1. Know your audience. Thinking that your book is for everyone doesn't give you anywhere to focus your efforts and usually results in inconsistent messaging. Identify whom your book would appeal to most, then start your marketing and promotional efforts there.
2. Create an elevator pitch. Can you tell someone what your book and/or platform are about in 30 seconds or less? Sometimes that's all the time you have, so create a memorable and impactful elevator pitch that you can deliver at a moment's notice.
3. Develop a press kit. Before you can begin PR outreach, you need to compile all relevant information into a single, professional press kit. Bio, photo, elevator pitch, book excerpt, and endorsements are just some of the materials you should have at the ready.
4. Launch a website. What is one of the first places people to go for expert advice? The Internet. Your author website is the hub for information about you, your book, and why you're an expert. Get it launched, keep it updated, and establish your online presence.
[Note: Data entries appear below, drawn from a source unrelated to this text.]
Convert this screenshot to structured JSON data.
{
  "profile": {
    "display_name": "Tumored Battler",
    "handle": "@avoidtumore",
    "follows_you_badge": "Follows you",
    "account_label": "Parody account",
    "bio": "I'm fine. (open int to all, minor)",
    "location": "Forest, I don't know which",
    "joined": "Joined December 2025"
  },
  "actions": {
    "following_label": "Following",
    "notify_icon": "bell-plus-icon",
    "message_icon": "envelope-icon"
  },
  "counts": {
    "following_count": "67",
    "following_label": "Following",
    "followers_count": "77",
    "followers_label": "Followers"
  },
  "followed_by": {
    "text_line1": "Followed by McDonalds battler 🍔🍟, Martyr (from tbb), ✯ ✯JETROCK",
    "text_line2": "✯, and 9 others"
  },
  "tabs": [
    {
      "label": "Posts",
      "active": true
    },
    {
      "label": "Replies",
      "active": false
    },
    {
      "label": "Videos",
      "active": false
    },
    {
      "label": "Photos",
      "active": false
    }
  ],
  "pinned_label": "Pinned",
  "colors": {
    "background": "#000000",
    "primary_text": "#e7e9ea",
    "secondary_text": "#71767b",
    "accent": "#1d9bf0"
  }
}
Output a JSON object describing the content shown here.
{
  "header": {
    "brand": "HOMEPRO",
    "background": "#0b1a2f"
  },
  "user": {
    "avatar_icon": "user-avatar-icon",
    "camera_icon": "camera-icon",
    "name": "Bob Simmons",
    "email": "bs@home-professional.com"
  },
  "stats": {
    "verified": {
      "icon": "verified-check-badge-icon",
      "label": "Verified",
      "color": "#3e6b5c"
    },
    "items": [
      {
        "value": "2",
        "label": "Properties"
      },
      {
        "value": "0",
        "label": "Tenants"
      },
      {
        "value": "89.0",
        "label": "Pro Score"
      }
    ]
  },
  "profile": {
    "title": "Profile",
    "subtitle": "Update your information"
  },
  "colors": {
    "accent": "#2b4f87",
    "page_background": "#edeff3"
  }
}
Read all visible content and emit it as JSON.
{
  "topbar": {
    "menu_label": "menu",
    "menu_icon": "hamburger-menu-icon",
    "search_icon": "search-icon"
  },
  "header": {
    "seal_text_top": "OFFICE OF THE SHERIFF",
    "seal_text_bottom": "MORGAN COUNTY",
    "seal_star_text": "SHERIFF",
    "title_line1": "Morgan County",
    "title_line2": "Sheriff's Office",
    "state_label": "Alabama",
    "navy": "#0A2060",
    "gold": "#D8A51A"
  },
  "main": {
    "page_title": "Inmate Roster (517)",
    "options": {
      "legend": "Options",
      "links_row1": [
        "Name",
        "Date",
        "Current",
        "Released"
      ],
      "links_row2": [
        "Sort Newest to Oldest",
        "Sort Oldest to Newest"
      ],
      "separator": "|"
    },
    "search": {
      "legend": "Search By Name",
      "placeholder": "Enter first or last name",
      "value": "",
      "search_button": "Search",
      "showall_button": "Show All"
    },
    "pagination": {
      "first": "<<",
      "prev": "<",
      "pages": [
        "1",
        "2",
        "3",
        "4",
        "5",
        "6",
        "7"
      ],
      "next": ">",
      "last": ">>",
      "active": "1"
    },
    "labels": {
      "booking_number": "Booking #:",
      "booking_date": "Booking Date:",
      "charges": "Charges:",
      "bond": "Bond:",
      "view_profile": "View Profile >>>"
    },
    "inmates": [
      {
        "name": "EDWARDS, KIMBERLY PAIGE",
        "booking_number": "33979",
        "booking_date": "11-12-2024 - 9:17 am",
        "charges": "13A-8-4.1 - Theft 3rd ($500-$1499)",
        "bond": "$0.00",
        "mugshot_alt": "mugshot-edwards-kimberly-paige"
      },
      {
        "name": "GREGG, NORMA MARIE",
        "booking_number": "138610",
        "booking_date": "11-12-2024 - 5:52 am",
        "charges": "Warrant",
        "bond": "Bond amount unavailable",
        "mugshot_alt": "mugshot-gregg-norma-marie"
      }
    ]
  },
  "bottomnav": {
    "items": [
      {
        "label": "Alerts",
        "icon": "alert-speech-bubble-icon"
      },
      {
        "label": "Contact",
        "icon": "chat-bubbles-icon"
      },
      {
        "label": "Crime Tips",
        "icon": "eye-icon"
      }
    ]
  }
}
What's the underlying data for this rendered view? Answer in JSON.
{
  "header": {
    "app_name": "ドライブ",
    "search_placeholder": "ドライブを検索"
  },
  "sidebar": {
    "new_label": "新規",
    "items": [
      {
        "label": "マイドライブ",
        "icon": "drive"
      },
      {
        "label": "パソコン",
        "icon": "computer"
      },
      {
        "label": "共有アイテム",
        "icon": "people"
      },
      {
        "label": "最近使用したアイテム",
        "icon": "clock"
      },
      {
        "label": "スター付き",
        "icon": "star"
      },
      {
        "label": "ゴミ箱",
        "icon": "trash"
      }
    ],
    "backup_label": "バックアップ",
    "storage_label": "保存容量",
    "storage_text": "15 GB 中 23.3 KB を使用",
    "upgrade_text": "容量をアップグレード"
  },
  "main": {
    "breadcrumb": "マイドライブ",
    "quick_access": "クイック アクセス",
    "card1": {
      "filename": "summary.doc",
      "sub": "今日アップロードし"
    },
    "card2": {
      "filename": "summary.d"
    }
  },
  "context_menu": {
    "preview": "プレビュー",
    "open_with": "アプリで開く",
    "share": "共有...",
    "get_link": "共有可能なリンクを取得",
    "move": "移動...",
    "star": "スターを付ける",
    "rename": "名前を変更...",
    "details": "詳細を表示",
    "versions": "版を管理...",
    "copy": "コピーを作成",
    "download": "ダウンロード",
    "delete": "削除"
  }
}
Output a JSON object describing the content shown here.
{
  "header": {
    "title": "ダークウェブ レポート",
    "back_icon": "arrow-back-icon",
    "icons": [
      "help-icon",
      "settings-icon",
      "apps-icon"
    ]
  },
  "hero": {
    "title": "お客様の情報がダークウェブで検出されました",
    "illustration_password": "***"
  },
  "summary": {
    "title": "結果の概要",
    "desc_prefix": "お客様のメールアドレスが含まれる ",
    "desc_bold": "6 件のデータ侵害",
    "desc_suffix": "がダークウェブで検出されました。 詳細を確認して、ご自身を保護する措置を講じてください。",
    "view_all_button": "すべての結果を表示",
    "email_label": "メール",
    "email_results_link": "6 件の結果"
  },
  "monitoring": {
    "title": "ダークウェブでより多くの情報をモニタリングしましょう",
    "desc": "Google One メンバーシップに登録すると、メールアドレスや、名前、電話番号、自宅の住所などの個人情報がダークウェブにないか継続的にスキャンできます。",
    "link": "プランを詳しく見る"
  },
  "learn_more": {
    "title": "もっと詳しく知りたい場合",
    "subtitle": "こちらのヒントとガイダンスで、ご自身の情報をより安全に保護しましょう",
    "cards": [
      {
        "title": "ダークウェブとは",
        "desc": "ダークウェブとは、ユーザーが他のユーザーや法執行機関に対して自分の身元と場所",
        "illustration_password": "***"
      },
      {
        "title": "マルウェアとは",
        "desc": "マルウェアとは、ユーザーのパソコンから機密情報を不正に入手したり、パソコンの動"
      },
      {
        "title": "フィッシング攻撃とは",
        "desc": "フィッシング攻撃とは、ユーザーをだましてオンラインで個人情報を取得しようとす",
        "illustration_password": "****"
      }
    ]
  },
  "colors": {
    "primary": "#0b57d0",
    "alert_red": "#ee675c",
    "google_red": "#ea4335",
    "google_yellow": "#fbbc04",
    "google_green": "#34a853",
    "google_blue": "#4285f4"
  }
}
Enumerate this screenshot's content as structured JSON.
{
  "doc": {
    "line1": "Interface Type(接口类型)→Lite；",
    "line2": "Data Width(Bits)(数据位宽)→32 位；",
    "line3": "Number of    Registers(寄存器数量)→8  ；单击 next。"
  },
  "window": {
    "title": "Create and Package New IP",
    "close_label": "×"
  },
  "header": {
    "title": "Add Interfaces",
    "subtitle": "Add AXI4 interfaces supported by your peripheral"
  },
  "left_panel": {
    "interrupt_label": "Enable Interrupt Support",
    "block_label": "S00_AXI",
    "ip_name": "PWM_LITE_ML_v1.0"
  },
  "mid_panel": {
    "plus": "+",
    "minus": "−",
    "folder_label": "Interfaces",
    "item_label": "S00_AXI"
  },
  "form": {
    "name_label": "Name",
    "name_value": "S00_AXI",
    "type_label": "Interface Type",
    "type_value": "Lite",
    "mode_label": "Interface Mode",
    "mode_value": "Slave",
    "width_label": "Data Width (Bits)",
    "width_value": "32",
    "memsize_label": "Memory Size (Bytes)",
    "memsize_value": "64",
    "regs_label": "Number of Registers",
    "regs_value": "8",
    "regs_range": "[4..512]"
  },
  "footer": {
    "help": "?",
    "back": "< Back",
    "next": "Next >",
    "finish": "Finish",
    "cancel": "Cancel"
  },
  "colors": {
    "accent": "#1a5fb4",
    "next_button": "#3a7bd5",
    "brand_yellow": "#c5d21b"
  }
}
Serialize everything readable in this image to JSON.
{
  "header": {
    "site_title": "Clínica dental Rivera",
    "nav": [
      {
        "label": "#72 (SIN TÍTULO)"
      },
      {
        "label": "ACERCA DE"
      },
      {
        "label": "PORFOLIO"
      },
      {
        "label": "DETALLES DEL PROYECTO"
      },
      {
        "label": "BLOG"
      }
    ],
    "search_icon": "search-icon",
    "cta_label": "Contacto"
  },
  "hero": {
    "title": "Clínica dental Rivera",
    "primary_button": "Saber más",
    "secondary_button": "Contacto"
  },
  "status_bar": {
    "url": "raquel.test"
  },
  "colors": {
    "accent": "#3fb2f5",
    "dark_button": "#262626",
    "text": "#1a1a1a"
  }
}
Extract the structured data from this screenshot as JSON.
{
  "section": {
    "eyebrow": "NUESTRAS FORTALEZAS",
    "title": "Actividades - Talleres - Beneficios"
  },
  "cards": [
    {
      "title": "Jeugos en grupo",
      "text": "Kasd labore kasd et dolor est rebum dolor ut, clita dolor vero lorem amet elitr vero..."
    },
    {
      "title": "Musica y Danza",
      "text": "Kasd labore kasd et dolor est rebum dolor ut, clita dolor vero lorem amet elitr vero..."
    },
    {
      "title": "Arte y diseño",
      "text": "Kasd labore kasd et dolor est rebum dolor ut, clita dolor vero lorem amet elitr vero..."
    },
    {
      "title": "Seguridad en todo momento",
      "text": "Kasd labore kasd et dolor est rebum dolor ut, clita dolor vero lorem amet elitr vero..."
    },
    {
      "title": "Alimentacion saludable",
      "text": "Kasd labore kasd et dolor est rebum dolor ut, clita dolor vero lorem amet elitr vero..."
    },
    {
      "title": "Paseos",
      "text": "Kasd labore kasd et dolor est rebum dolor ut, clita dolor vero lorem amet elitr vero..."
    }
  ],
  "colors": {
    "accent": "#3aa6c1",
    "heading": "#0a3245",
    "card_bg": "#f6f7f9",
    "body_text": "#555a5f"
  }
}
5. Network. Online, at events, in your industry. Work to establish meaningful connections that strengthen your position as an expert and that can create opportunities down the road.
6. Focus on discoverability. One of the biggest hurdles for authors is getting lost in the shuffle of the thousands of books that are published each week. Make sure that you have a consistent online presence, that your book previews are available for consumers to browse, and that your retail pages are optimized with keywords and descriptions and are rich with reviews.
7. Start locally. Regional media and booksellers are typically most interested in promoting local authors because of their ties to the community and local interest. Once you gain local and regional attention, you can begin focusing on national placements.
8. Pitch yourself, not your book. You can only talk about your book so many times before people stop listening. But as an expert, you can talk about, blog about, and discuss how your specialty relates to an endless list of current events. Focus on the broader reach of your expertise and your book will get noticed because you're getting noticed.
9. Submit submit submit. Reviews and awards are a great way to get people talking about your book and serve as proof that your ideas offer value to readers. Be on the lookout for awards and publications that specifically relate to your niche.
10. Don't get discouraged. It's a marathon, not a sprint, and each turn offers new opportunities to refine your message, build your brand, and sell more books!